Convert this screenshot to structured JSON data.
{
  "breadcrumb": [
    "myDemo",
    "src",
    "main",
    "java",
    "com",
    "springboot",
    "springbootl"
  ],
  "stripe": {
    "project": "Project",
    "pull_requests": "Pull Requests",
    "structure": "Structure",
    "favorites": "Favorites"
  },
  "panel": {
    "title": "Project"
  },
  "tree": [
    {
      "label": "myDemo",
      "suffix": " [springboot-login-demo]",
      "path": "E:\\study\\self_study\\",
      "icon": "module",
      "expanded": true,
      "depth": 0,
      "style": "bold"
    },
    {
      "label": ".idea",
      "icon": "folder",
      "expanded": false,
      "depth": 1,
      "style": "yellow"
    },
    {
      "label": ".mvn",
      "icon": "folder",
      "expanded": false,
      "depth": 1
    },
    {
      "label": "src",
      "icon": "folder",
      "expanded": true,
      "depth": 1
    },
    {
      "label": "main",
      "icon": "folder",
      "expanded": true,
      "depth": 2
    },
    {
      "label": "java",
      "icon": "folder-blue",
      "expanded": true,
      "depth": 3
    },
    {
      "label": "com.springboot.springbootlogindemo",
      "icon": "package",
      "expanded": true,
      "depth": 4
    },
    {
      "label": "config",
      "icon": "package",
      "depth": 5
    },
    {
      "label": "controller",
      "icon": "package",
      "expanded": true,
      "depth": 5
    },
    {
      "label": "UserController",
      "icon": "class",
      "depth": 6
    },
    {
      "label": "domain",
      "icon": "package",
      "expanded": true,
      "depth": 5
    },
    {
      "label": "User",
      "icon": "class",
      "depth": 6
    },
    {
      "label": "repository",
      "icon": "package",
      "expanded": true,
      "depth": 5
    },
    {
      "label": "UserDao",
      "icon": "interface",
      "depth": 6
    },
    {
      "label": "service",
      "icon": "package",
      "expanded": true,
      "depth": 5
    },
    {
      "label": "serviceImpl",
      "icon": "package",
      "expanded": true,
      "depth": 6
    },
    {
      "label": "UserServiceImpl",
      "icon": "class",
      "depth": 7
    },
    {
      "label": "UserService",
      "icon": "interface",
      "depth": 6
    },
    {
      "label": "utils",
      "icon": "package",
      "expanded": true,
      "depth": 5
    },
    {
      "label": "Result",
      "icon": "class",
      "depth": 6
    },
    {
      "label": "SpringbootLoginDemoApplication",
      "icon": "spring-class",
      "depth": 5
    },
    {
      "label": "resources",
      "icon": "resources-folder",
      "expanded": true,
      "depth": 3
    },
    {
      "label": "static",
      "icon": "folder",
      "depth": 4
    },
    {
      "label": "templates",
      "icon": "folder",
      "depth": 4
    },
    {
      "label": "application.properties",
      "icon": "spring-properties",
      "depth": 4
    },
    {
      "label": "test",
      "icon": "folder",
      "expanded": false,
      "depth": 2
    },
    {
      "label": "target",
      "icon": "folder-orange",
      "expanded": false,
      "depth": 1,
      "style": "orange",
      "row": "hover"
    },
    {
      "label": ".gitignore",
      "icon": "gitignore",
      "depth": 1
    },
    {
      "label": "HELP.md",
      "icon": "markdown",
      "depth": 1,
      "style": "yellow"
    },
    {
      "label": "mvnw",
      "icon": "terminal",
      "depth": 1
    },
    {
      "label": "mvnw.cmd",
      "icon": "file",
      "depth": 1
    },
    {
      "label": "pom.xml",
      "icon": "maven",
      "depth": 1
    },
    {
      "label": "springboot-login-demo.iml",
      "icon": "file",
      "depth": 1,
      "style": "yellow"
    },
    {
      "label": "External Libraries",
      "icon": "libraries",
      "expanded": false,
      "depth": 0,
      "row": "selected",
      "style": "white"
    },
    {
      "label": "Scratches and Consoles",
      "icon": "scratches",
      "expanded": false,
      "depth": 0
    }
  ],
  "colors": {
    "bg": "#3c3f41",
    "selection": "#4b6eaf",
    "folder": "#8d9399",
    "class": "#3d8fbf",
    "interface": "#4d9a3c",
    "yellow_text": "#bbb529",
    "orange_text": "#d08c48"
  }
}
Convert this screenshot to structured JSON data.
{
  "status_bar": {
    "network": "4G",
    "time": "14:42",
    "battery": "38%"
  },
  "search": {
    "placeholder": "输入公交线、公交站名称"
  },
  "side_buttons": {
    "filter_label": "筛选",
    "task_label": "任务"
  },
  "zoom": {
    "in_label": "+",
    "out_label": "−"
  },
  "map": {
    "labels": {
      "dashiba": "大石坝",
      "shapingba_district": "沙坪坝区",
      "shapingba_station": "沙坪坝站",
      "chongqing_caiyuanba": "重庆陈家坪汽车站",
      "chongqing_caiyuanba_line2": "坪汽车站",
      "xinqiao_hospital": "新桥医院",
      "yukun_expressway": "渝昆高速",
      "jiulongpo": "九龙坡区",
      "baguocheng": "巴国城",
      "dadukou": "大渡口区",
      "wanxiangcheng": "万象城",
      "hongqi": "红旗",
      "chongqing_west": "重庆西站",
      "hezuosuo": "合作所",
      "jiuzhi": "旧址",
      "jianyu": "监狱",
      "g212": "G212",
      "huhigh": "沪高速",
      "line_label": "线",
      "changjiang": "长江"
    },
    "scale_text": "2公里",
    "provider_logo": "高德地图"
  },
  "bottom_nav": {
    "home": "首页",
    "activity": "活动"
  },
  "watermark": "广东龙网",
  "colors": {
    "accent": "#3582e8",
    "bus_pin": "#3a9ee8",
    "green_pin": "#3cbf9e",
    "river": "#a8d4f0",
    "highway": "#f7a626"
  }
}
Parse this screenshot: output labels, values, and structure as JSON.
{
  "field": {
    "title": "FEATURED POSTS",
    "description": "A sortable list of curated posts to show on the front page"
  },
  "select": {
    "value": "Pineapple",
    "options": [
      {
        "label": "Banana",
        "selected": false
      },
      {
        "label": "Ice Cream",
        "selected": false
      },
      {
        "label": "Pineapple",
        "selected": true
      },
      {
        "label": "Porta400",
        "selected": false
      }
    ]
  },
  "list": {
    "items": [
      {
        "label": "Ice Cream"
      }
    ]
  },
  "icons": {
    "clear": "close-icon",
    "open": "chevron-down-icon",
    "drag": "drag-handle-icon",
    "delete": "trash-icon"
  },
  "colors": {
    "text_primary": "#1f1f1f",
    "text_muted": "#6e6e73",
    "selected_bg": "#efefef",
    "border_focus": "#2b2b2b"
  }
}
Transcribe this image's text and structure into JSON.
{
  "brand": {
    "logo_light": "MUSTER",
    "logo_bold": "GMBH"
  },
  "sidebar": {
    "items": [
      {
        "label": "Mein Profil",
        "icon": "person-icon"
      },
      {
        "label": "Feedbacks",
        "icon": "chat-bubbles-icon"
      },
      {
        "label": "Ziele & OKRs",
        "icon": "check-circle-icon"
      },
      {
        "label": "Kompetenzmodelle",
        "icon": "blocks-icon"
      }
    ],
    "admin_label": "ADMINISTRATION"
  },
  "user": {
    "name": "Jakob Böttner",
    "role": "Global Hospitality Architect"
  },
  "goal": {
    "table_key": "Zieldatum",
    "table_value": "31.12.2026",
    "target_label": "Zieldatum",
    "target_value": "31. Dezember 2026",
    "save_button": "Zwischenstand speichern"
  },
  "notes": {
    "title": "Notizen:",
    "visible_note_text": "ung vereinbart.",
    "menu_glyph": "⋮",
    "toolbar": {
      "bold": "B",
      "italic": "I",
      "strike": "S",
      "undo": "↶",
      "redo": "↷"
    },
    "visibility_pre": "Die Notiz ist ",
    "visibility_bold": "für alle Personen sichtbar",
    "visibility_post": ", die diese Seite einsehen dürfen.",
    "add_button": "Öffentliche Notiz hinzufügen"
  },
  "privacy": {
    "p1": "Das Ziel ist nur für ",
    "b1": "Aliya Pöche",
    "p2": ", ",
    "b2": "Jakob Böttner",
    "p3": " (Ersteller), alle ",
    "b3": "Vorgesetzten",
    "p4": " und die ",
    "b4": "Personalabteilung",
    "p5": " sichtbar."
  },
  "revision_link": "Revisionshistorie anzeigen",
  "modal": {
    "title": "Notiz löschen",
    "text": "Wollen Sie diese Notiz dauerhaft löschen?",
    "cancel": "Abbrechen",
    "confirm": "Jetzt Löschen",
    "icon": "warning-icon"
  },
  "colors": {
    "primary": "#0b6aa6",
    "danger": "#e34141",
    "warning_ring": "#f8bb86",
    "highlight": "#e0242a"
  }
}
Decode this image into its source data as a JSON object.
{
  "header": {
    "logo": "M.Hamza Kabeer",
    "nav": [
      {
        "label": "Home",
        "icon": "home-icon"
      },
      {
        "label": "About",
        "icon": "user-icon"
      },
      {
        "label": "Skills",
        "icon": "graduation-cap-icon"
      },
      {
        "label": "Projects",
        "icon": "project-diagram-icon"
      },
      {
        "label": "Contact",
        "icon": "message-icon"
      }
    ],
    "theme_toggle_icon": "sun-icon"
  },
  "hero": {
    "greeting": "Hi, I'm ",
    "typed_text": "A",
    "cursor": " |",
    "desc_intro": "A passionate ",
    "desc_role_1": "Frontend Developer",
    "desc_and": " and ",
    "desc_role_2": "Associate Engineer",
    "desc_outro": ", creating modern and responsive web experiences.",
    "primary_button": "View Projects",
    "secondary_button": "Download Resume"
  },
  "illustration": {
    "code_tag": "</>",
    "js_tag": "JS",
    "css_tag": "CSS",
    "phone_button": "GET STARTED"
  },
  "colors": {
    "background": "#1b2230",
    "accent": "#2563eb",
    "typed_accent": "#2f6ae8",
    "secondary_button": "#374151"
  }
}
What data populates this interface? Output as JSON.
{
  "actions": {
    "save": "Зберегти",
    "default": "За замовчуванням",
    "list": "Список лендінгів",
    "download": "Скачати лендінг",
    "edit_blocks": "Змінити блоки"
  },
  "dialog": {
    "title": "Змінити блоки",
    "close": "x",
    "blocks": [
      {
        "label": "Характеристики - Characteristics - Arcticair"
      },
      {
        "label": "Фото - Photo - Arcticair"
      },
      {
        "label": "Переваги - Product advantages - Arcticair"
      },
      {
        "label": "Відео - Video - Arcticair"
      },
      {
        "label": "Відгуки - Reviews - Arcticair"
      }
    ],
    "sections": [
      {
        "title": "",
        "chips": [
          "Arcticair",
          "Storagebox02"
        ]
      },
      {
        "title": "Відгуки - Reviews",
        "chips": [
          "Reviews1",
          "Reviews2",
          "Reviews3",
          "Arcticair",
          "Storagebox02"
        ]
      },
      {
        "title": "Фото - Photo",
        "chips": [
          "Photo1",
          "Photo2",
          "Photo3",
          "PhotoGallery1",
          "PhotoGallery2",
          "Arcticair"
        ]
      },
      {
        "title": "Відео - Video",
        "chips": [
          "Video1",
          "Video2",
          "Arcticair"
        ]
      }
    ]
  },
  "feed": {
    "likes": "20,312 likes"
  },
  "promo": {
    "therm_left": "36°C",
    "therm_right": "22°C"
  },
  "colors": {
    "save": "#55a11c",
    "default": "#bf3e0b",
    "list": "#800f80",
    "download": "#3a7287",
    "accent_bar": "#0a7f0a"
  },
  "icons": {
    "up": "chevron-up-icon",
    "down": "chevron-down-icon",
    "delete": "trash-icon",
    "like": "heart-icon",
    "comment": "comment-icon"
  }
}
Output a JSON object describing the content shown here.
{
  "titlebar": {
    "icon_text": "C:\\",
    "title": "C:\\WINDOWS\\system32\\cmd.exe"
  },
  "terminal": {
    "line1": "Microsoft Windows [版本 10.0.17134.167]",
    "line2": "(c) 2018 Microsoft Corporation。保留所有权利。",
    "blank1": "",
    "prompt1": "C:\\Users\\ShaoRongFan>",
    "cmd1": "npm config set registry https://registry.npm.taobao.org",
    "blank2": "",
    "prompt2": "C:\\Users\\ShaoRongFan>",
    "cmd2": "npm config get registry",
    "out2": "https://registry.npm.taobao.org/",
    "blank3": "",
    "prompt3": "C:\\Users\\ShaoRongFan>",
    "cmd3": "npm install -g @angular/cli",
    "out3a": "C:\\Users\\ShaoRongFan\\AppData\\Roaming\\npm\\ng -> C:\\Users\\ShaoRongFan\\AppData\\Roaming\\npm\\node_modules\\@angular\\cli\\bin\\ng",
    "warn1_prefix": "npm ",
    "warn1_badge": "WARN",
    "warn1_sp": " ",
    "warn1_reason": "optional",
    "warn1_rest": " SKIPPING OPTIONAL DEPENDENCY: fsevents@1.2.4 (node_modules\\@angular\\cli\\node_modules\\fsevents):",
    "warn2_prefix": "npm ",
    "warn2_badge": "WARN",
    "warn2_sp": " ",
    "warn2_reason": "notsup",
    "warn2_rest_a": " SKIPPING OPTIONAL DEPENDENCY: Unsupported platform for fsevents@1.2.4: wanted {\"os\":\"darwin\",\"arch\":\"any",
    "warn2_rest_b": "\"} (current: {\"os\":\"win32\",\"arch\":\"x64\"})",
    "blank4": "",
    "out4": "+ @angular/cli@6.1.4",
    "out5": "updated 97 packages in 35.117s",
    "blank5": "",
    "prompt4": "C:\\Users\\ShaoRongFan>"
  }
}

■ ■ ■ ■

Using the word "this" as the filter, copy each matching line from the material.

▶ [Solution to the problem]
Convert this screenshot to structured JSON data.
Convert this screenshot to structured JSON data.
Parse this screenshot: output labels, values, and structure as JSON.
Transcribe this image's text and structure into JSON.
Decode this image into its source data as a JSON object.
What data populates this interface? Output as JSON.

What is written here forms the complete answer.